The earliest mention of the name Alkmaar is in a 10th-century document. As the village grew into a town, it was granted city rights in 1254. The oldest part of it lies on an ancient sand bank that afforded some protection from the sea during medieval times. Even so, it is only a couple of metres above the surrounding region, which consists of some of the oldest polders in existence.
In 1573 the city successfully withstood a siege by Spanish forces under the leadership of Fernando Álvarez de Toledo, 3rd Duke of Alba. It was a turning point in the Eighty Years War and gave rise to the expression Bij Alkmaar begint de victorie (“Victory begins at Alkmaar”). The event is still celebrated every year on October 8, the day the siege ended.
In 1799, during the French revolutionary wars, an Anglo-Russian expeditionary force captured the city but was ultimately defeated in the Battle of Castricum. The French victory was commemorated on the Arc de Triomphe in Paris as Alkmaer.
The North Holland Canal, opened in 1824, was dug through it. In 1865 and 1867 the railways between Alkmaar and Den Helder and between Alkmaar and Haarlem were built respectively.

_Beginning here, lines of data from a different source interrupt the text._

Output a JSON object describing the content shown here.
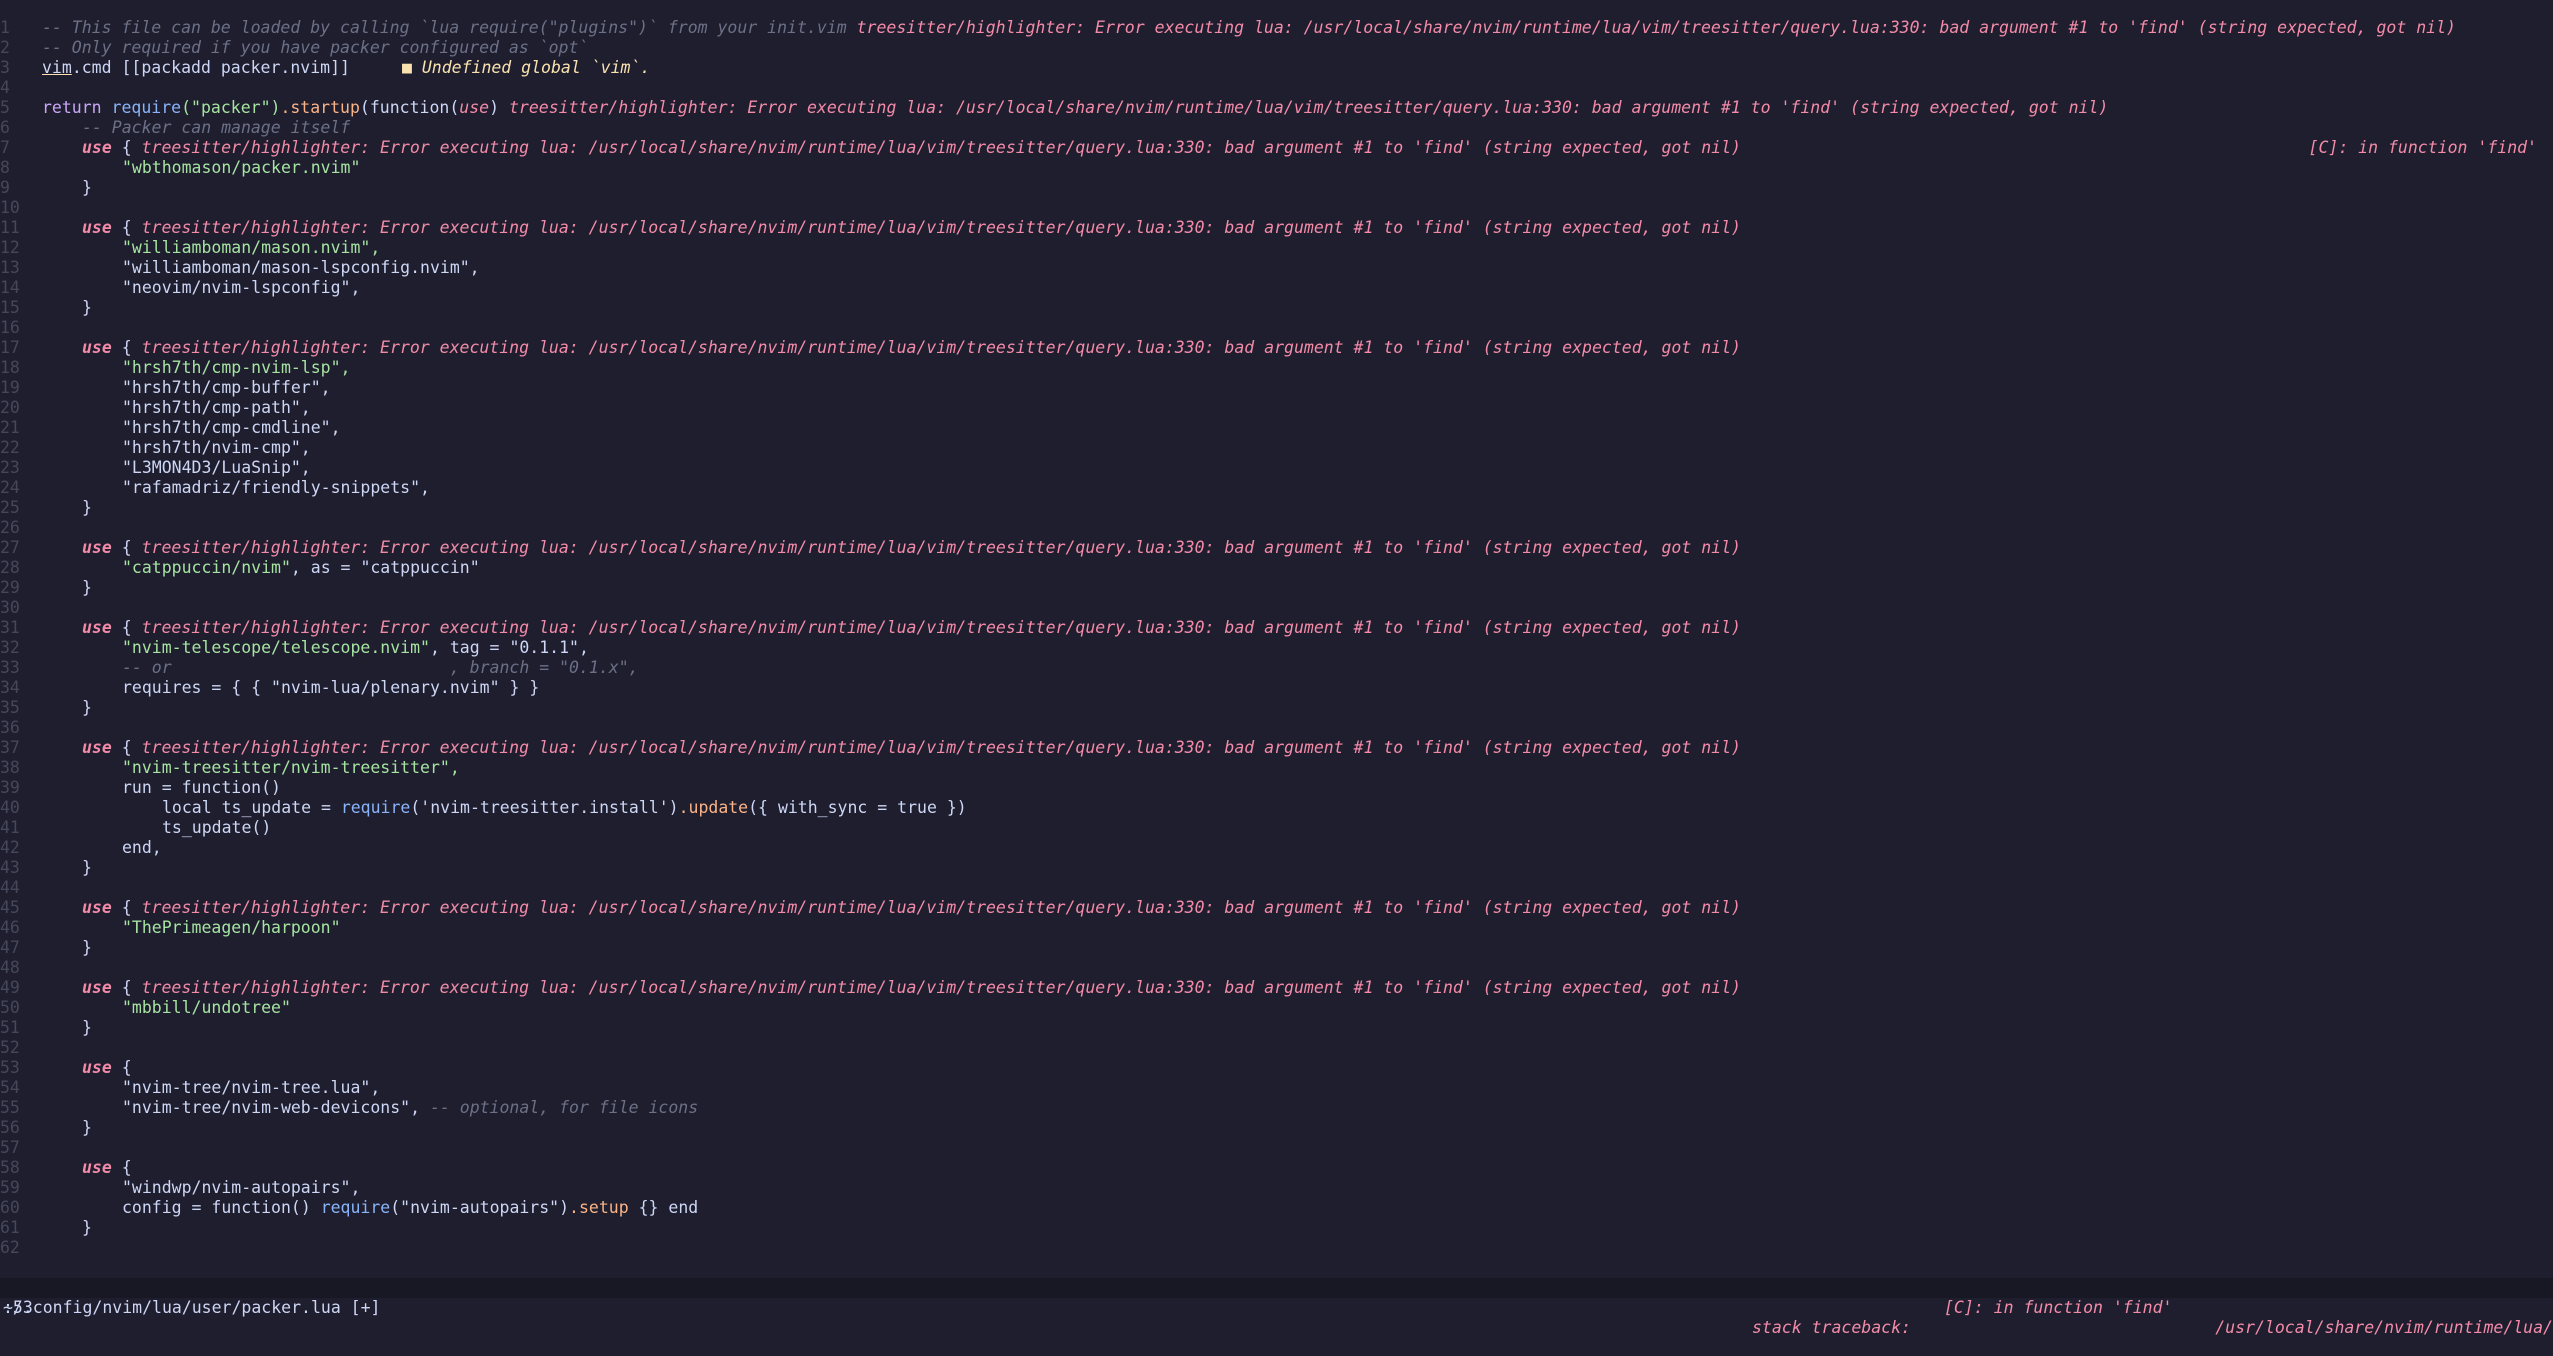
{
  "err": "treesitter/highlighter: Error executing lua: /usr/local/share/nvim/runtime/lua/vim/treesitter/query.lua:330: bad argument #1 to 'find' (string expected, got nil)",
  "right_err": "[C]: in function 'find'",
  "line1_comment": "-- This file can be loaded by calling `lua require(\"plugins\")` from your init.vim",
  "line2_comment": "-- Only required if you have packer configured as `opt`",
  "line3": {
    "vim": "vim",
    "rest": ".cmd [[packadd packer.nvim]]",
    "diag": "■ Undefined global `vim`."
  },
  "line5": {
    "return": "return",
    "require": "require",
    "arg": "(\"packer\")",
    "startup": ".startup",
    "func": "(function(",
    "use": "use",
    "close": ")"
  },
  "line6_comment": "-- Packer can manage itself",
  "use_open": "use {",
  "use_kw": "use",
  "brace_open": " {",
  "brace_close": "}",
  "plugins": {
    "packer": "\"wbthomason/packer.nvim\"",
    "mason": "\"williamboman/mason.nvim\",",
    "mason_lsp": "\"williamboman/mason-lspconfig.nvim\",",
    "lspconfig": "\"neovim/nvim-lspconfig\",",
    "cmp_lsp": "\"hrsh7th/cmp-nvim-lsp\",",
    "cmp_buffer": "\"hrsh7th/cmp-buffer\",",
    "cmp_path": "\"hrsh7th/cmp-path\",",
    "cmp_cmdline": "\"hrsh7th/cmp-cmdline\",",
    "nvim_cmp": "\"hrsh7th/nvim-cmp\",",
    "luasnip": "\"L3MON4D3/LuaSnip\",",
    "friendly": "\"rafamadriz/friendly-snippets\",",
    "catppuccin": "\"catppuccin/nvim\"",
    "catppuccin_as": ", as = ",
    "catppuccin_name": "\"catppuccin\"",
    "telescope": "\"nvim-telescope/telescope.nvim\"",
    "telescope_tag": ", tag = ",
    "telescope_ver": "\"0.1.1\",",
    "telescope_or": "-- or                            , branch = \"0.1.x\",",
    "requires": "requires",
    "requires_rest": " = { { ",
    "plenary": "\"nvim-lua/plenary.nvim\"",
    "requires_end": " } }",
    "treesitter": "\"nvim-treesitter/nvim-treesitter\",",
    "run": "run",
    "run_rest": " = function()",
    "ts_local": "local ts_update = ",
    "ts_require": "require",
    "ts_arg": "('nvim-treesitter.install')",
    "ts_update": ".update",
    "ts_open": "({ ",
    "ts_with": "with_sync",
    "ts_eq": " = ",
    "ts_true": "true",
    "ts_close": " })",
    "ts_call": "ts_update()",
    "end_comma": "end,",
    "harpoon": "\"ThePrimeagen/harpoon\"",
    "undotree": "\"mbbill/undotree\"",
    "nvimtree": "\"nvim-tree/nvim-tree.lua\",",
    "devicons": "\"nvim-tree/nvim-web-devicons\",",
    "devicons_comment": "-- optional, for file icons",
    "autopairs": "\"windwp/nvim-autopairs\",",
    "config": "config",
    "config_rest": " = function() ",
    "config_require": "require",
    "config_arg": "(\"nvim-autopairs\")",
    "config_setup": ".setup",
    "config_end": " {} end"
  },
  "statusline": {
    "path": "~/.config/nvim/lua/user/packer.lua [+]",
    "trace": "stack traceback:"
  },
  "cmdline": {
    "cmd": ":53",
    "msg1": "[C]: in function 'find'",
    "msg2": "/usr/local/share/nvim/runtime/lua/"
  },
  "line_numbers": [
    "1",
    "2",
    "3",
    "4",
    "5",
    "6",
    "7",
    "8",
    "9",
    "10",
    "11",
    "12",
    "13",
    "14",
    "15",
    "16",
    "17",
    "18",
    "19",
    "20",
    "21",
    "22",
    "23",
    "24",
    "25",
    "26",
    "27",
    "28",
    "29",
    "30",
    "31",
    "32",
    "33",
    "34",
    "35",
    "36",
    "37",
    "38",
    "39",
    "40",
    "41",
    "42",
    "43",
    "44",
    "45",
    "46",
    "47",
    "48",
    "49",
    "50",
    "51",
    "52",
    "53",
    "54",
    "55",
    "56",
    "57",
    "58",
    "59",
    "60",
    "61",
    "62"
  ],
  "colors": {
    "background": "#1e1e2e",
    "error": "#f38ba8",
    "string": "#a6e3a1",
    "comment": "#6c7086",
    "keyword": "#cba6f7",
    "function": "#89b4fa",
    "method": "#fab387",
    "warning": "#f9e2af"
  }
}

In the second half of the 20th century, it expanded quickly with development of new neighbourhoods. On October 1, 1972, the town of Oudorp and the southern portions of Koedijk and Sint Pancras were added to the municipality of Alkmaar.